Double step as many flights as you can and then build from there. If you make it five floors in your first sessions, aim for six or more in the next one. You’ll find you body will adapt really quickly and you’ll probably surprise yourself with the gains you’re making.

Of course, if for whatever reason you can’t double step, you’ll still get an excellent workout taking one step at a time. The important thing is to get on some stairs and start climbing.

Use the railing
espnw_e_frey01jr_576

US stair running legend Kristin Frey demonstrating a great rail technique – hand over hand like a pulling a rope

We see a lot of newcomers to stair climbing not touch the railing, but it’s far more efficient if you do. Not only does it keep you stable and straight, thus focusing your energy on going up, but it also helps you to take the turns on each landing a little quicker, which will save you time overall in a race. Add to that a decent upper body workout and pulling on the railing is a no-brainer.

Coming down the stairs

Ideally you always want to get the lift back down after you have done your stair climb training sets. All the non-impact benefits are undone if you have to keep descending stairs once you reach the top. It will likely leave you with sore calves and quads for a couple of days after too.

If getting the lift down is simply not an option then try and spread the load around your muscles by using different descending techniques each time (sideways, backwards, feet turned in and then out), or even each flight.

article-2286513-185E0937000005DC-224_964x959

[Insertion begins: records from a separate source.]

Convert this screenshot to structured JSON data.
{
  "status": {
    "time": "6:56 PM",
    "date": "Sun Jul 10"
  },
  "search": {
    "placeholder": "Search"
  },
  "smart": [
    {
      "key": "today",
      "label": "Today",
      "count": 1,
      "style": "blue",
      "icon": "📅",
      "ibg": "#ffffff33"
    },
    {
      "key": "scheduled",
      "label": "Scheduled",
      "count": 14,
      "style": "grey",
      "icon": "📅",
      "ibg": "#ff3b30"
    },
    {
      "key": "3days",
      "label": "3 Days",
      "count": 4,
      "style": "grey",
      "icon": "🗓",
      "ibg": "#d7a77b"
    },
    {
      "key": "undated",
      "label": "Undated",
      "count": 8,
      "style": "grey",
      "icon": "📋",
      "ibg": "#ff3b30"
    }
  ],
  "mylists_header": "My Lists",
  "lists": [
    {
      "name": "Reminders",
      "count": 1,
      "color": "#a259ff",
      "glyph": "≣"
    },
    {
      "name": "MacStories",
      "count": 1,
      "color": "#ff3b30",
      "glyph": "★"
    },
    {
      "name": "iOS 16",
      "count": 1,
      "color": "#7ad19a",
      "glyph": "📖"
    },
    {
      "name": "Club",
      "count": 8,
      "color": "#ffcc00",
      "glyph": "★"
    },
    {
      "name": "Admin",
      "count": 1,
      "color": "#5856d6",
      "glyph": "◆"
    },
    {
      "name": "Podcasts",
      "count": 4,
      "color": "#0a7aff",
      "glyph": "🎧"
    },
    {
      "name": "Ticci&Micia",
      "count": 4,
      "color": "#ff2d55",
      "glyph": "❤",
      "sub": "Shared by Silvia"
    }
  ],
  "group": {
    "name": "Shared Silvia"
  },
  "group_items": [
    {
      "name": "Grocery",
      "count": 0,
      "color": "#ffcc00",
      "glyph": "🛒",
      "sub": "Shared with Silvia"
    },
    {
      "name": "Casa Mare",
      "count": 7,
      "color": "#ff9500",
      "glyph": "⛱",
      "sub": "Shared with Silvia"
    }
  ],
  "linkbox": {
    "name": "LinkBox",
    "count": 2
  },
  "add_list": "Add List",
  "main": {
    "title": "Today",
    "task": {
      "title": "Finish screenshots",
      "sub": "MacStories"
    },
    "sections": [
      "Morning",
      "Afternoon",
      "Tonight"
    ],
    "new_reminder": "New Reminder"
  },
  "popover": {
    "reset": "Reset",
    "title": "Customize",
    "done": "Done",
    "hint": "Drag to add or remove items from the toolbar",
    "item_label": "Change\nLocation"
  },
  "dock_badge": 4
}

Should have taken the lift – avoid descending the stairs when you can and be careful when you can’t.

How to train for a tower race without stairs

If you can’t find access to stairs on a regular basis for your training, don’t worry. There are plenty of options available.

As long as you’re taxing your legs and cardiovascular system in each workout, you’ll be well prepared for the demands of a stair race.

If you have access to a gym then a step mill, Jacob’s Ladder or stationary bike are all solid options for replicating the demands of stair running.

Incline walking or running are also excellent alternatives to climbing stairs. This will elevate your heart rate quickly, simulating the effects of a stair race, and will also engage the key muscles of your glutes, quads and calves as well.

You can alternate between steady, endurance-building workouts and ones where you do short bursts of sprints, such as 30 seconds on and 30 seconds off.

If you don’t have access to a treadmill, then hill runs outdoors will get the job done, too.

You may also be interested in: